If you are asking the Church to witness your wedding, why would you go somewhere else to celebrate the ceremony?  The same goes for “destination” weddings.  It seems a terrible inconvenience to suggest that your wedding guests travel to remote locations at a considerable expense just so you can have a wedding in a place that has no connection to the Church. 

Perhaps some dioceses permit outdoor weddings, but there are countless reasons not to do so.

Q.  If a Catholic marries someone in a non-Catholic church, and a priest is helping to officiate is the marriage blessed?

A.  It depends.  Usually so. 

In an age of ecumenism, we see the benefits of working with both the bride’s and the groom’s families in planning a wedding.  Most ministers of other denominations are gracious about hosting a wedding in their church or in coming to be part of a wedding in a Catholic Church.  The ordinary preparations for the couple would be the same, and a fairly routine permission can be granted for the wedding to take place in a non-Catholic church.  Again, it’s smart to check with your pastor or another priest or deacon to determine the circumstances.    

 Q.  After our children have 12 years of Catholic education how does a parent encourage them to choose to attend Sunday Mass?

 A.   Nearly all parents ask a similar question as their children grow up.

Religious practice both for parents and for children varies greatly.  Some families are at Mass every week.  Others come occasionally. 

It’s the same with Catholic schools and religious education programs: some parents leave all that “religion stuff” to teachers and catechists. 

What they discover is that without reinforcement from parents and families, the faith seldom takes root.  But your question is about parents and families who do encourage their children to learn about their faith and who try to work with teachers and catechists in helping to form their children.  Unfortunately, there is no easy answer.  Some of the most committed and active parishioners discover that their kids are not interested or are distracted by sports, jobs, friends, etc. 

We live in an increasingly secular society, and so for religious practice to thrive, it takes a certain challenge to social pressures that both children and parents encounter. 

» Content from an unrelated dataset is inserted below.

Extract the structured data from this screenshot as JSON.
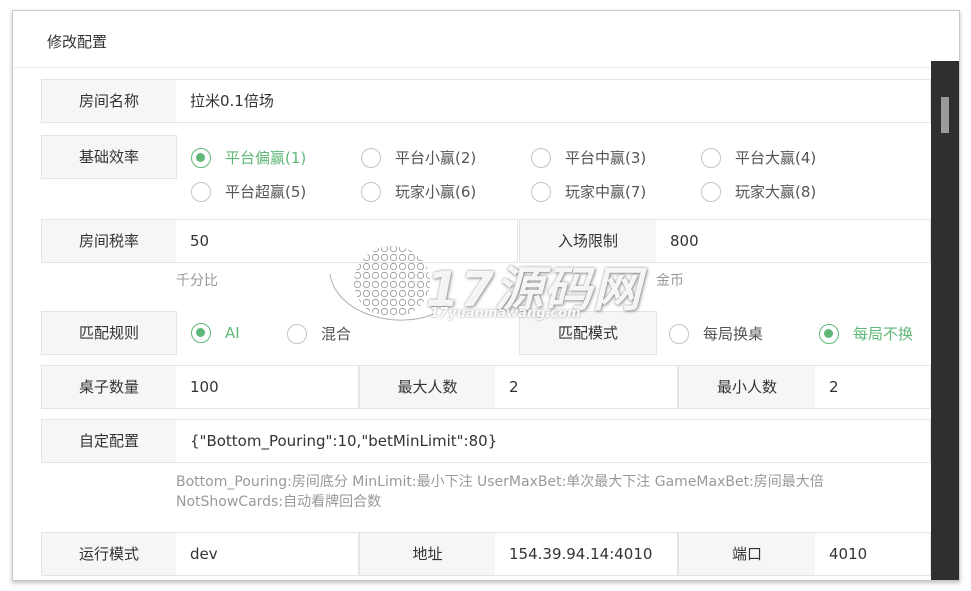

Regardless, at a certain point, young people make their own choices, and we don’t always agree with those choices.  If we really believe that faith is a lifelong journey, our sons and daughters may return to the practice of the faith once they become adults. 

But not always. 

So we love them and we pray for them, and we hope that they come to experience the goodness of the Lord in other ways.

 Got a question for “Ask a Priest” and its author, Father John Ludwig? Send it to or The Catholic Mirror, 601 Grand Ave., Des Moines, IA 50309.

Diocese of Des Moines

The Diocese of Des Moines, created in 1911, serves people over a 12,446 square mile area in the southwestern quadrant of Iowa, including 23 counties.